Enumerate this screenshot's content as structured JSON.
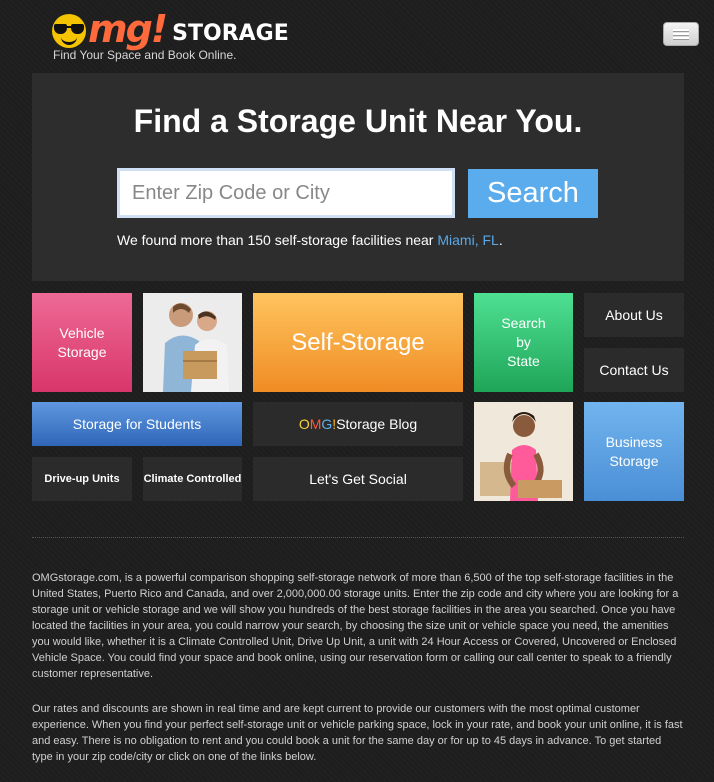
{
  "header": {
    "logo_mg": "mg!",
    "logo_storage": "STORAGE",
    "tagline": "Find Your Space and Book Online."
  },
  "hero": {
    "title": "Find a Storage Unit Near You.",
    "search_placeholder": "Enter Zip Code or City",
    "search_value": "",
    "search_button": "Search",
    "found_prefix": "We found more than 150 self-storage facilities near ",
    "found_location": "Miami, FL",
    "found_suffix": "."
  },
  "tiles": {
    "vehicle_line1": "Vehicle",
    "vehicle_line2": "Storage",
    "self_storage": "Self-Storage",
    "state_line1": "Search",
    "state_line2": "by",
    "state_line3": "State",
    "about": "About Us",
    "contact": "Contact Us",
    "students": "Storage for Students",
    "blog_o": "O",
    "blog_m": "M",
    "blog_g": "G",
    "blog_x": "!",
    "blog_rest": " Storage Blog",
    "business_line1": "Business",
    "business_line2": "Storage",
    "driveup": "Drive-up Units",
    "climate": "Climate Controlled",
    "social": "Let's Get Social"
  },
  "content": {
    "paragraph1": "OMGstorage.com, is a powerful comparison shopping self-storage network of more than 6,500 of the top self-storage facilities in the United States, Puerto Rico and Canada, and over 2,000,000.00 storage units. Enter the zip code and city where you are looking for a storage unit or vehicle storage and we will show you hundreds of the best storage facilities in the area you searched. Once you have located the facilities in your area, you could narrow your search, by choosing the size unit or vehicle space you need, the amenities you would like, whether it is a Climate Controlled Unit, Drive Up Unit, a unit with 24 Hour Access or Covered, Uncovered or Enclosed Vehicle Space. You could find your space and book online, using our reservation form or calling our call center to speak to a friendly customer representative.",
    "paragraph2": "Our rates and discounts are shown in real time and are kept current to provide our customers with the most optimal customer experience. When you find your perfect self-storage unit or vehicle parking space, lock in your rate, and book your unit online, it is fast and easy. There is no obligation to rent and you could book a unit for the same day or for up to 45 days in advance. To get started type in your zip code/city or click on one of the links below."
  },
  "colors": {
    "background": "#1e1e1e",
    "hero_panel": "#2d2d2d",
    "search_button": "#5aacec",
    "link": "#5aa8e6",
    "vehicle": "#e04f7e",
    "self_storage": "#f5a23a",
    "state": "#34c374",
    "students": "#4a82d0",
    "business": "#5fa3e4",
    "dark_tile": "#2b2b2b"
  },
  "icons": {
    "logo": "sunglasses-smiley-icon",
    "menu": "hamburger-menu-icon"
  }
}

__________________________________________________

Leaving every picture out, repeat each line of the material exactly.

Enumerate this screenshot's content as structured JSON.
{
  "header": {
    "logo_mg": "mg!",
    "logo_storage": "STORAGE",
    "tagline": "Find Your Space and Book Online."
  },
  "hero": {
    "title": "Find a Storage Unit Near You.",
    "search_placeholder": "Enter Zip Code or City",
    "search_value": "",
    "search_button": "Search",
    "found_prefix": "We found more than 150 self-storage facilities near ",
    "found_location": "Miami, FL",
    "found_suffix": "."
  },
  "tiles": {
    "vehicle_line1": "Vehicle",
    "vehicle_line2": "Storage",
    "self_storage": "Self-Storage",
    "state_line1": "Search",
    "state_line2": "by",
    "state_line3": "State",
    "about": "About Us",
    "contact": "Contact Us",
    "students": "Storage for Students",
    "blog_o": "O",
    "blog_m": "M",
    "blog_g": "G",
    "blog_x": "!",
    "blog_rest": " Storage Blog",
    "business_line1": "Business",
    "business_line2": "Storage",
    "driveup": "Drive-up Units",
    "climate": "Climate Controlled",
    "social": "Let's Get Social"
  },
  "content": {
    "paragraph1": "OMGstorage.com, is a powerful comparison shopping self-storage network of more than 6,500 of the top self-storage facilities in the United States, Puerto Rico and Canada, and over 2,000,000.00 storage units. Enter the zip code and city where you are looking for a storage unit or vehicle storage and we will show you hundreds of the best storage facilities in the area you searched. Once you have located the facilities in your area, you could narrow your search, by choosing the size unit or vehicle space you need, the amenities you would like, whether it is a Climate Controlled Unit, Drive Up Unit, a unit with 24 Hour Access or Covered, Uncovered or Enclosed Vehicle Space. You could find your space and book online, using our reservation form or calling our call center to speak to a friendly customer representative.",
    "paragraph2": "Our rates and discounts are shown in real time and are kept current to provide our customers with the most optimal customer experience. When you find your perfect self-storage unit or vehicle parking space, lock in your rate, and book your unit online, it is fast and easy. There is no obligation to rent and you could book a unit for the same day or for up to 45 days in advance. To get started type in your zip code/city or click on one of the links below."
  },
  "colors": {
    "background": "#1e1e1e",
    "hero_panel": "#2d2d2d",
    "search_button": "#5aacec",
    "link": "#5aa8e6",
    "vehicle": "#e04f7e",
    "self_storage": "#f5a23a",
    "state": "#34c374",
    "students": "#4a82d0",
    "business": "#5fa3e4",
    "dark_tile": "#2b2b2b"
  },
  "icons": {
    "logo": "sunglasses-smiley-icon",
    "menu": "hamburger-menu-icon"
  }
}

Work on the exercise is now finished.